One thing seems obvious: a superpower military with unparalleled capabilities for one-way destruction no longer has the more basic ability to impose its will anywhere on the planet. Quite the opposite, U.S. military power has been remarkably discredited globally by the most pitiful of forces. From Pakistan to Honduras, just about anywhere it goes in the old colonial or neocolonial world, in those regions known in the contested Cold War era as the Third World, resistance of one unexpected sort or another arises and failure ensues in some often long-drawn-out and spectacular fashion.

More here.

It was very likely Jonathan Schell who first figured this out very shortly after the Vietnam War in his book about the Nixon administration, The Time of Illusion: a small but determined band of insurgents supported by the local population can freeze a superpower in its tracks, and no amount of fire power can stop it from happening.  That is, you can defeat a nation state's military, but you can't defeat a people that doesn't want to lose.  That's what happened in Vietnam.  That's what happened in Afghanistan, first with the British, then with the Soviets, and now with the United States.  It happened in Iraq, too, even though we continue to characterize that conflict as a victory--I suppose it is a victory if define it in terms of granting Iran a lot more hegemonic power in the region than it had before we invaded, but that's another story.  The bottom line is that, in the 21st century, gargantuan armed forces such as our own encounter diminishing returns the larger they get.  And because our military is, by far, the largest in the history of humanity, we're well into the realm of spending billions to get a dollar's worth of bang.  If even that.
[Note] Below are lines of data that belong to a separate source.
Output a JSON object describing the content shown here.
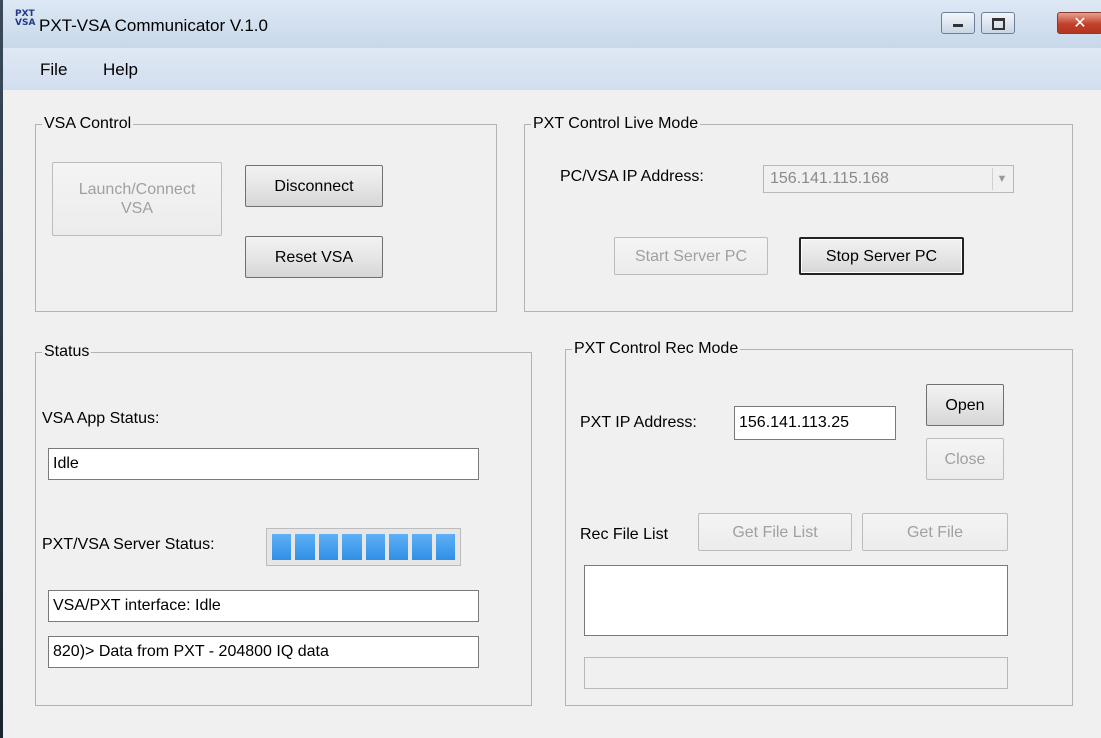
{
  "window": {
    "title": "PXT-VSA Communicator V.1.0",
    "icon_text": "PXT VSA",
    "close_glyph": "✕"
  },
  "menu": {
    "items": [
      "File",
      "Help"
    ]
  },
  "vsa_control": {
    "title": "VSA Control",
    "launch_label": "Launch/Connect\nVSA",
    "disconnect_label": "Disconnect",
    "reset_label": "Reset VSA"
  },
  "pxt_live": {
    "title": "PXT Control Live Mode",
    "ip_label": "PC/VSA IP Address:",
    "ip_value": "156.141.115.168",
    "start_label": "Start Server PC",
    "stop_label": "Stop Server PC"
  },
  "status": {
    "title": "Status",
    "app_status_label": "VSA App Status:",
    "app_status_value": "Idle",
    "server_status_label": "PXT/VSA Server Status:",
    "server_progress_segments": 8,
    "interface_value": "VSA/PXT interface: Idle",
    "log_value": "820)> Data from PXT - 204800 IQ data"
  },
  "pxt_rec": {
    "title": "PXT Control Rec Mode",
    "ip_label": "PXT IP Address:",
    "ip_value": "156.141.113.25",
    "open_label": "Open",
    "close_label": "Close",
    "file_list_label": "Rec File List",
    "get_file_list_label": "Get File List",
    "get_file_label": "Get File"
  },
  "colors": {
    "progress": "#2f8fe6",
    "close_button": "#c2412a"
  }
}
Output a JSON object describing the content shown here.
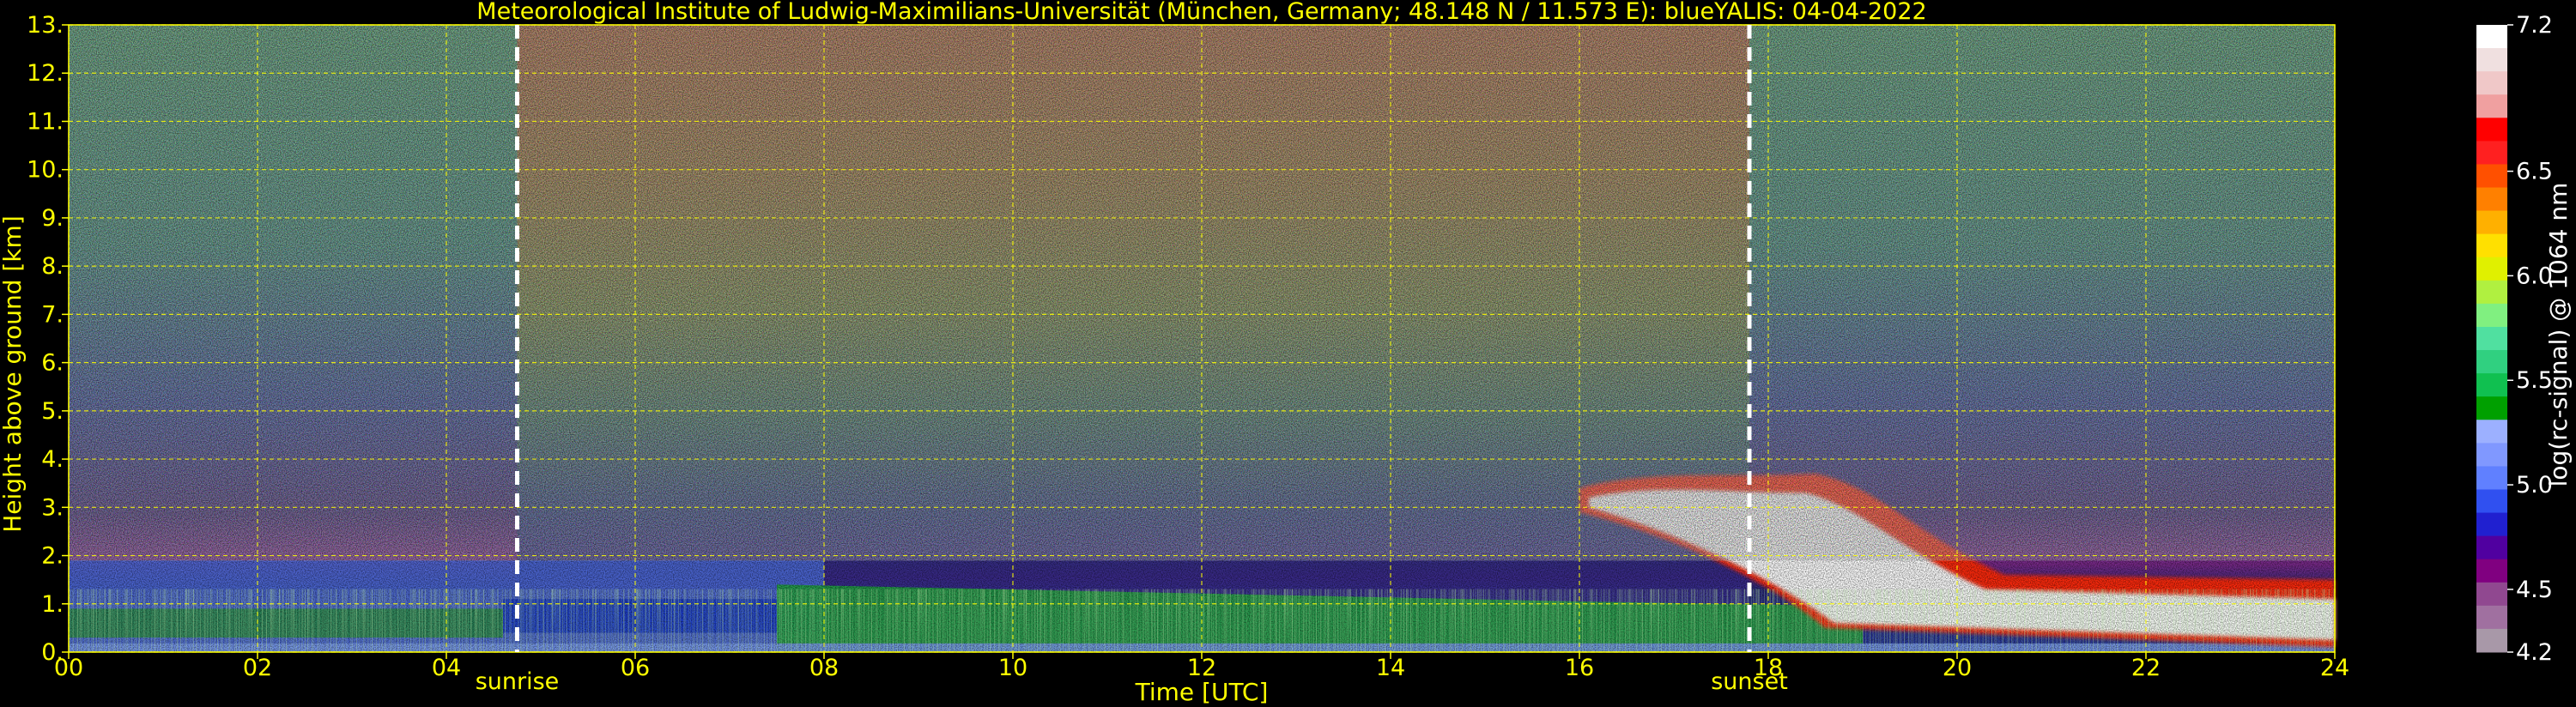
{
  "chart_data": {
    "type": "heatmap",
    "title": "Meteorological Institute of Ludwig-Maximilians-Universität (München, Germany; 48.148 N / 11.573 E):     blueYALIS: 04-04-2022",
    "xlabel": "Time [UTC]",
    "ylabel": "Height above ground [km]",
    "xlim": [
      0,
      24
    ],
    "ylim": [
      0,
      13
    ],
    "x_ticks": [
      0,
      2,
      4,
      6,
      8,
      10,
      12,
      14,
      16,
      18,
      20,
      22,
      24
    ],
    "x_tick_labels": [
      "00",
      "02",
      "04",
      "06",
      "08",
      "10",
      "12",
      "14",
      "16",
      "18",
      "20",
      "22",
      "24"
    ],
    "y_ticks": [
      0,
      1,
      2,
      3,
      4,
      5,
      6,
      7,
      8,
      9,
      10,
      11,
      12,
      13
    ],
    "y_tick_labels": [
      "0.",
      "1.",
      "2.",
      "3.",
      "4.",
      "5.",
      "6.",
      "7.",
      "8.",
      "9.",
      "10.",
      "11.",
      "12.",
      "13."
    ],
    "grid": true,
    "events": [
      {
        "label": "sunrise",
        "x": 4.75
      },
      {
        "label": "sunset",
        "x": 17.8
      }
    ],
    "colorbar": {
      "label": "log(rc-signal) @ 1064 nm",
      "range": [
        4.2,
        7.2
      ],
      "tick_values": [
        4.2,
        4.5,
        5.0,
        5.5,
        6.0,
        6.5,
        7.2
      ],
      "tick_labels": [
        "4.2",
        "4.5",
        "5.0",
        "5.5",
        "6.0",
        "6.5",
        "7.2"
      ],
      "colors": [
        "#a898a8",
        "#a070a0",
        "#904890",
        "#800080",
        "#5000a0",
        "#2020d0",
        "#3050f0",
        "#6080ff",
        "#8098ff",
        "#9cb0ff",
        "#00a000",
        "#10c050",
        "#30d080",
        "#50e0a0",
        "#80f080",
        "#b0f040",
        "#e0f000",
        "#ffe000",
        "#ffb000",
        "#ff8000",
        "#ff5000",
        "#ff2020",
        "#ff0000",
        "#f0a0a0",
        "#f0c8c8",
        "#f0e0e0",
        "#ffffff"
      ]
    },
    "colors": {
      "axis_text": "#ffff00",
      "grid": "#ffff00",
      "event_line": "#ffffff",
      "colorbar_text": "#ffffff"
    }
  }
}
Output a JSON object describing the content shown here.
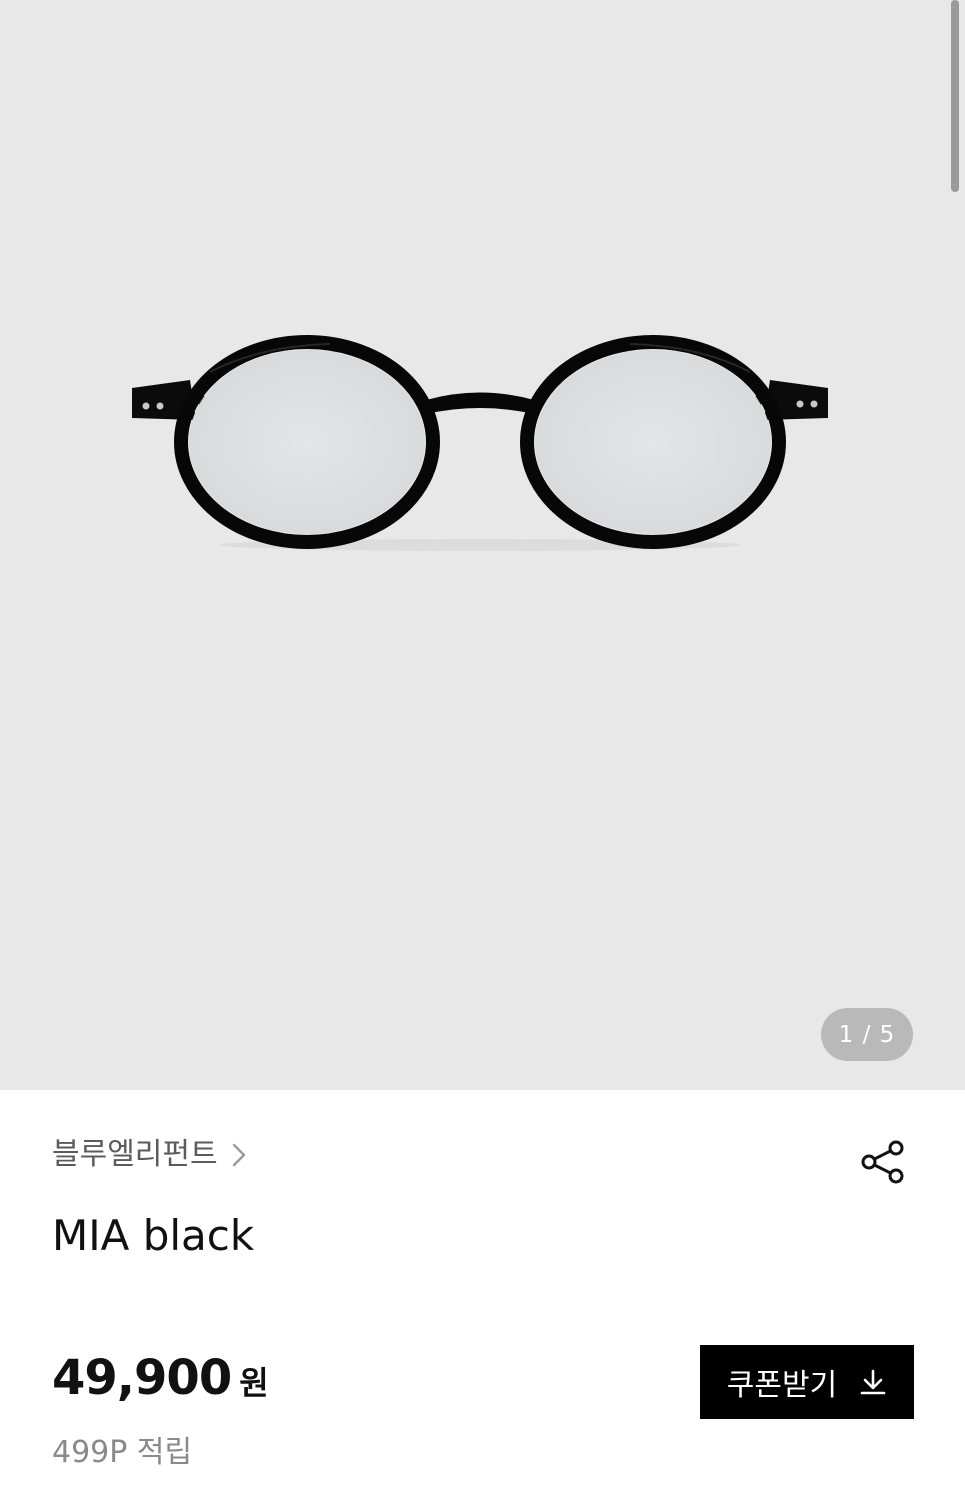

The essay linked above attributes a lot of the motivation for transmuting so many of our foreign policy problems into military problems to a sort of lockstep herd mentality among the Washington establishment, you know, the old military industrial complex and its vast influence over our leaders.  But that doesn't explain why "strong military defense" continues to be a winning campaign issue, why so many rank-and-file Americans always support an ever larger military, even though we break strength and size records year after year after year, why the slightest diplomatic sleight always elicits calls for military response.  Bomb bomb bomb, bomb bomb Iran.  What is it about the American culture that makes us want to pull out guns and fuck people up?  Why are we like this even when it has become mind-numbingly obvious that there are profound limits to what we can actually accomplish abroad using armed force?  When we are laying off teachers and firemen in order to channel our wealth and prosperity into a military that is designed to neutralize Nazis and Soviets even though no threat of this sort has existed for decades?

I don't really know the answer to these questions, but it is telling, I think, that our national anthem is a hymn to war and destruction, rather than an ode to democracy and freedom.